Exercise
If a line in the records below contains the word "JSON", copy it.

Material for this exercise
+++++
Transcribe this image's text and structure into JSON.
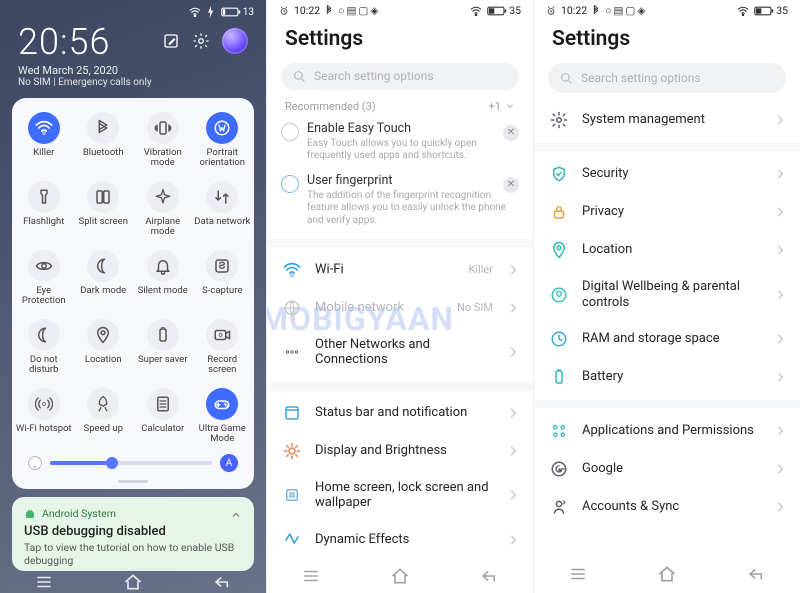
{
  "watermark": "MOBIGYAAN",
  "left": {
    "status": {
      "battery_pct": "13"
    },
    "clock": "20:56",
    "date": "Wed March 25, 2020",
    "sim": "No SIM | Emergency calls only",
    "tiles": [
      {
        "icon": "wifi",
        "label": "Killer",
        "active": true
      },
      {
        "icon": "bluetooth",
        "label": "Bluetooth",
        "active": false
      },
      {
        "icon": "vibrate",
        "label": "Vibration mode",
        "active": false
      },
      {
        "icon": "portrait",
        "label": "Portrait orientation",
        "active": true
      },
      {
        "icon": "flashlight",
        "label": "Flashlight",
        "active": false
      },
      {
        "icon": "split",
        "label": "Split screen",
        "active": false
      },
      {
        "icon": "airplane",
        "label": "Airplane mode",
        "active": false
      },
      {
        "icon": "data",
        "label": "Data network",
        "active": false
      },
      {
        "icon": "eye",
        "label": "Eye Protection",
        "active": false
      },
      {
        "icon": "dark",
        "label": "Dark mode",
        "active": false
      },
      {
        "icon": "bell",
        "label": "Silent mode",
        "active": false
      },
      {
        "icon": "scapture",
        "label": "S-capture",
        "active": false
      },
      {
        "icon": "dnd",
        "label": "Do not disturb",
        "active": false
      },
      {
        "icon": "location",
        "label": "Location",
        "active": false
      },
      {
        "icon": "battery",
        "label": "Super saver",
        "active": false
      },
      {
        "icon": "record",
        "label": "Record screen",
        "active": false
      },
      {
        "icon": "hotspot",
        "label": "Wi-Fi hotspot",
        "active": false
      },
      {
        "icon": "rocket",
        "label": "Speed up",
        "active": false
      },
      {
        "icon": "calc",
        "label": "Calculator",
        "active": false
      },
      {
        "icon": "game",
        "label": "Ultra Game Mode",
        "active": true
      }
    ],
    "brightness_auto": "A",
    "notif": {
      "app": "Android System",
      "title": "USB debugging disabled",
      "sub": "Tap to view the tutorial on how to enable USB debugging"
    }
  },
  "mid": {
    "status_time": "10:22",
    "status_batt": "35",
    "title": "Settings",
    "search_placeholder": "Search setting options",
    "recommended_label": "Recommended (3)",
    "recommended_extra": "+1",
    "recos": [
      {
        "title": "Enable Easy Touch",
        "sub": "Easy Touch allows you to quickly open frequently used apps and shortcuts."
      },
      {
        "title": "User fingerprint",
        "sub": "The addition of the fingerprint recognition feature allows you to easily unlock the phone and verify apps."
      }
    ],
    "rows": [
      {
        "icon": "wifi",
        "label": "Wi-Fi",
        "value": "Killer",
        "color": "#35a3e6",
        "muted": false
      },
      {
        "icon": "globe",
        "label": "Mobile network",
        "value": "No SIM",
        "color": "#3ec7c1",
        "muted": true
      },
      {
        "icon": "dots",
        "label": "Other Networks and Connections",
        "value": "",
        "color": "#444",
        "muted": false
      },
      {
        "icon": "statusbar",
        "label": "Status bar and notification",
        "value": "",
        "color": "#3aa8dc",
        "muted": false
      },
      {
        "icon": "brightness",
        "label": "Display and Brightness",
        "value": "",
        "color": "#f07b4a",
        "muted": false
      },
      {
        "icon": "home",
        "label": "Home screen, lock screen and wallpaper",
        "value": "",
        "color": "#7fb5d8",
        "muted": false
      },
      {
        "icon": "dynamic",
        "label": "Dynamic Effects",
        "value": "",
        "color": "#2aa0cf",
        "muted": false
      }
    ]
  },
  "right": {
    "status_time": "10:22",
    "status_batt": "35",
    "title": "Settings",
    "search_placeholder": "Search setting options",
    "rows": [
      {
        "icon": "gear",
        "label": "System management",
        "color": "#5a5f66"
      },
      {
        "icon": "shield",
        "label": "Security",
        "color": "#2fb9b1"
      },
      {
        "icon": "lock",
        "label": "Privacy",
        "color": "#f0a03a"
      },
      {
        "icon": "pin",
        "label": "Location",
        "color": "#2fb9b1"
      },
      {
        "icon": "wellbeing",
        "label": "Digital Wellbeing & parental controls",
        "color": "#39c3b7"
      },
      {
        "icon": "ram",
        "label": "RAM and storage space",
        "color": "#3aa8dc"
      },
      {
        "icon": "battery",
        "label": "Battery",
        "color": "#2fb9b1"
      },
      {
        "icon": "apps",
        "label": "Applications and Permissions",
        "color": "#39c3b7"
      },
      {
        "icon": "google",
        "label": "Google",
        "color": "#5a5f66"
      },
      {
        "icon": "sync",
        "label": "Accounts & Sync",
        "color": "#5a5f66"
      }
    ]
  }
}
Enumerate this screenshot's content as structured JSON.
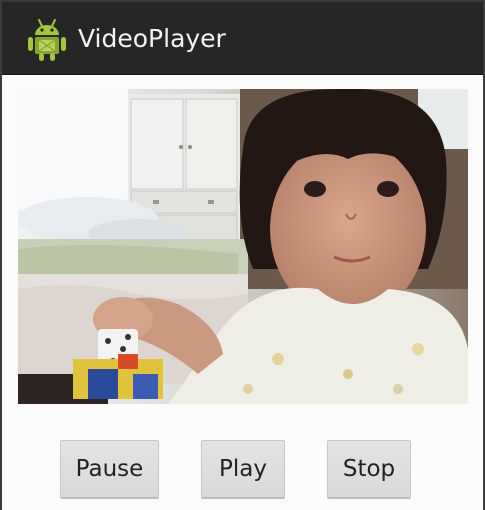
{
  "app": {
    "title": "VideoPlayer",
    "icon": "android-icon"
  },
  "video": {
    "content": "video-frame",
    "state": "playing"
  },
  "controls": {
    "pause_label": "Pause",
    "play_label": "Play",
    "stop_label": "Stop"
  },
  "colors": {
    "action_bar": "#262626",
    "android_green": "#a4c639",
    "button_bg": "#dedede",
    "background": "#fbfbfb"
  }
}
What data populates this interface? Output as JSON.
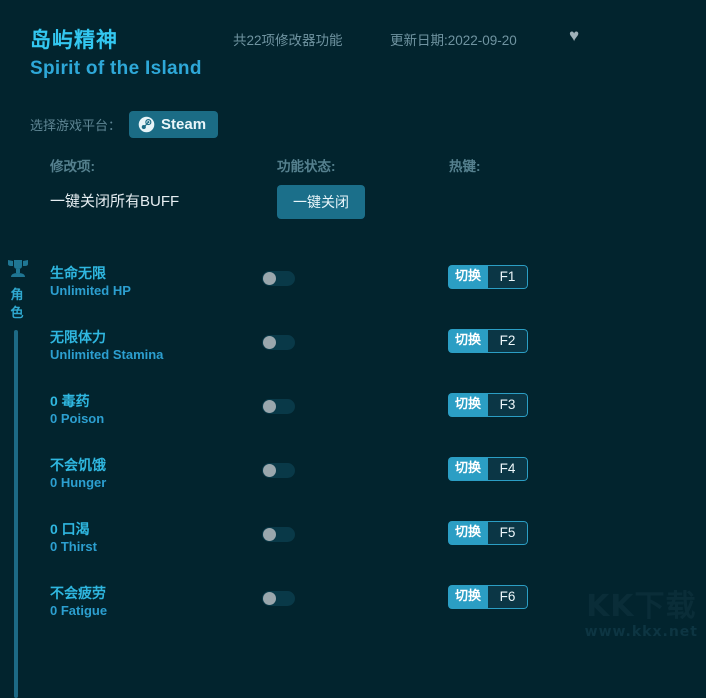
{
  "header": {
    "game_title_cn": "岛屿精神",
    "game_title_en": "Spirit of the Island",
    "feature_count": "共22项修改器功能",
    "update_date": "更新日期:2022-09-20",
    "favorite_icon": "♥"
  },
  "platform": {
    "label": "选择游戏平台：",
    "selected": "Steam",
    "icon": "steam-icon"
  },
  "columns": {
    "name": "修改项:",
    "status": "功能状态:",
    "hotkey": "热键:"
  },
  "onekey": {
    "label": "一键关闭所有BUFF",
    "button": "一键关闭"
  },
  "category": {
    "label": "角色",
    "icon": "character-helmet-icon"
  },
  "rows": [
    {
      "name_cn": "生命无限",
      "name_en": "Unlimited HP",
      "toggle": "off",
      "hotkey_action": "切换",
      "hotkey_key": "F1"
    },
    {
      "name_cn": "无限体力",
      "name_en": "Unlimited Stamina",
      "toggle": "off",
      "hotkey_action": "切换",
      "hotkey_key": "F2"
    },
    {
      "name_cn": "0 毒药",
      "name_en": "0 Poison",
      "toggle": "off",
      "hotkey_action": "切换",
      "hotkey_key": "F3"
    },
    {
      "name_cn": "不会饥饿",
      "name_en": "0 Hunger",
      "toggle": "off",
      "hotkey_action": "切换",
      "hotkey_key": "F4"
    },
    {
      "name_cn": "0 口渴",
      "name_en": "0 Thirst",
      "toggle": "off",
      "hotkey_action": "切换",
      "hotkey_key": "F5"
    },
    {
      "name_cn": "不会疲劳",
      "name_en": "0 Fatigue",
      "toggle": "off",
      "hotkey_action": "切换",
      "hotkey_key": "F6"
    }
  ],
  "watermark": {
    "main": "KK下载",
    "sub": "www.kkx.net"
  },
  "colors": {
    "background": "#02242e",
    "accent_cyan": "#33c7f0",
    "accent_teal": "#2b9ec4",
    "button_teal": "#1b6c85",
    "muted_text": "#6f93a0"
  }
}
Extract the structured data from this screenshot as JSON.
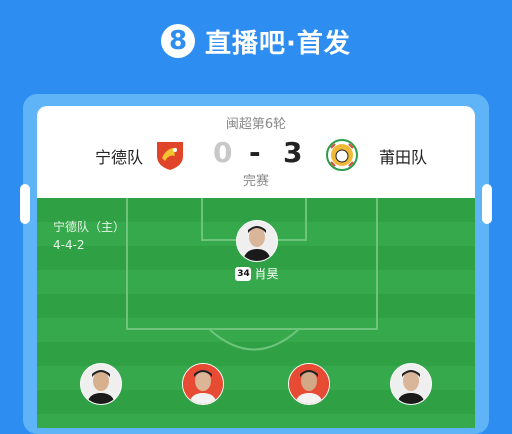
{
  "brand": {
    "logo_glyph": "8",
    "title": "直播吧·首发"
  },
  "match": {
    "round": "闽超第6轮",
    "status": "完赛",
    "home": {
      "name": "宁德队",
      "score": "0"
    },
    "away": {
      "name": "莆田队",
      "score": "3"
    },
    "score_separator": "-"
  },
  "lineup": {
    "team_label": "宁德队（主）",
    "formation": "4-4-2",
    "players": [
      {
        "number": "34",
        "name": "肖昊"
      }
    ]
  },
  "colors": {
    "header_blue": "#2d8df0",
    "frame_blue": "#5fb3f7",
    "pitch_green": "#2fa044"
  }
}
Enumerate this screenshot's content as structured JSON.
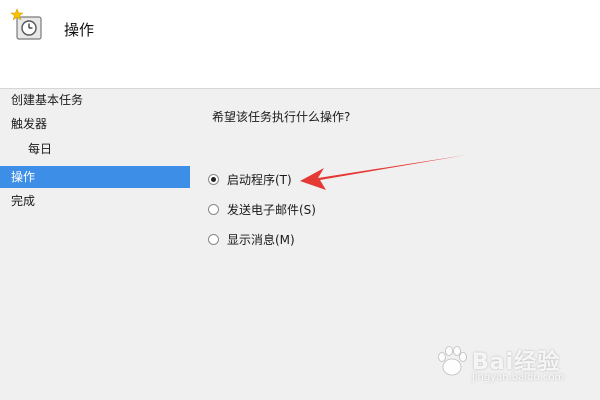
{
  "header": {
    "title": "操作",
    "icon": "task-clock-icon"
  },
  "sidebar": {
    "items": [
      {
        "label": "创建基本任务"
      },
      {
        "label": "触发器"
      },
      {
        "label": "每日"
      },
      {
        "label": "操作",
        "selected": true
      },
      {
        "label": "完成"
      }
    ]
  },
  "main": {
    "question": "希望该任务执行什么操作?",
    "options": [
      {
        "label": "启动程序(T)",
        "checked": true
      },
      {
        "label": "发送电子邮件(S)",
        "checked": false
      },
      {
        "label": "显示消息(M)",
        "checked": false
      }
    ]
  },
  "annotation": {
    "arrow_color": "#e53935"
  },
  "watermark": {
    "text": "Bai经验",
    "sub": "jingyan.baidu.com"
  },
  "colors": {
    "selected_bg": "#3d8ee6",
    "header_bg": "#ffffff",
    "panel_bg": "#f0f0f0"
  }
}
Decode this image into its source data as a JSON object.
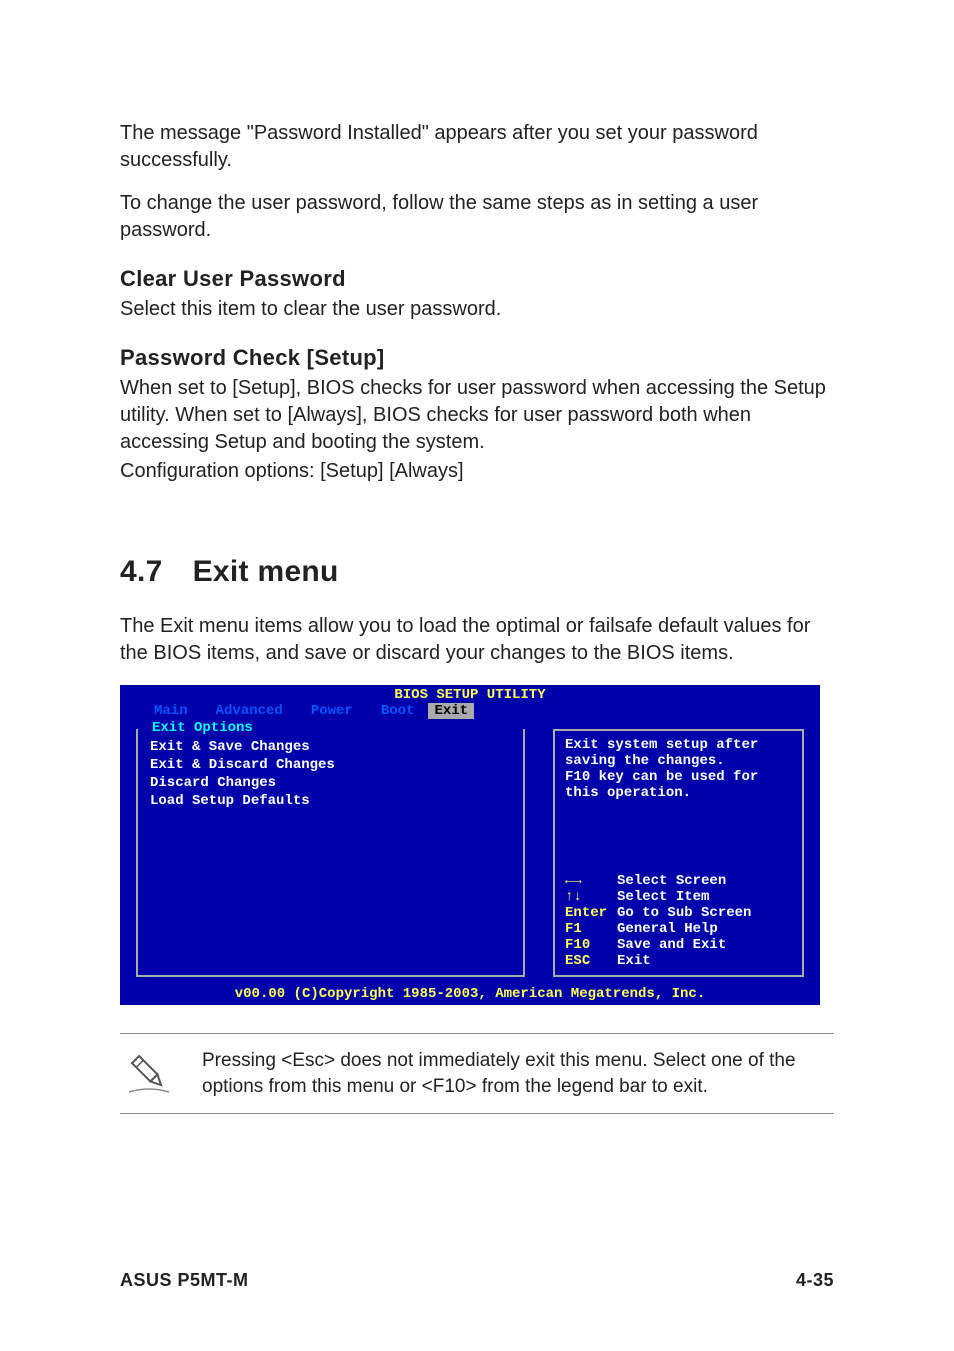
{
  "intro": {
    "p1": "The message \"Password Installed\" appears after you set your password successfully.",
    "p2": "To change the user password, follow the same steps as in setting a user password."
  },
  "clear_pw": {
    "heading": "Clear User Password",
    "body": "Select this item to clear the user password."
  },
  "pw_check": {
    "heading": "Password Check [Setup]",
    "body1": "When set to [Setup], BIOS checks for user password when accessing the Setup utility. When set to [Always], BIOS checks for user password both when accessing Setup and booting the system.",
    "body2": "Configuration options: [Setup] [Always]"
  },
  "section": {
    "number": "4.7",
    "title": "Exit menu",
    "intro": "The Exit menu items allow you to load the optimal or failsafe default values for the BIOS items, and save or discard your changes to the BIOS items."
  },
  "bios": {
    "title": "BIOS SETUP UTILITY",
    "tabs": [
      "Main",
      "Advanced",
      "Power",
      "Boot",
      "Exit"
    ],
    "active_tab_index": 4,
    "left_legend": "Exit Options",
    "items": [
      "Exit & Save Changes",
      "Exit & Discard Changes",
      "Discard Changes",
      "",
      "Load Setup Defaults"
    ],
    "help_text": "Exit system setup after saving the changes.\nF10 key can be used for this operation.",
    "keys": [
      {
        "key": "←→",
        "action": "Select Screen"
      },
      {
        "key": "↑↓",
        "action": "Select Item"
      },
      {
        "key": "Enter",
        "action": "Go to Sub Screen"
      },
      {
        "key": "F1",
        "action": "General Help"
      },
      {
        "key": "F10",
        "action": "Save and Exit"
      },
      {
        "key": "ESC",
        "action": "Exit"
      }
    ],
    "footer": "v00.00 (C)Copyright 1985-2003, American Megatrends, Inc."
  },
  "note": {
    "text": "Pressing <Esc> does not immediately exit this menu. Select one of the options from this menu or <F10> from the legend bar to exit."
  },
  "footer": {
    "left": "ASUS P5MT-M",
    "right": "4-35"
  }
}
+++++
Solution for this problem
Transcribe this image's text and structure into JSON.
Enumerate this screenshot's content as structured JSON.
What data populates this interface? Output as JSON.
Extract the structured data from this screenshot as JSON.
Enumerate this screenshot's content as structured JSON.
Decode this image into its source data as a JSON object.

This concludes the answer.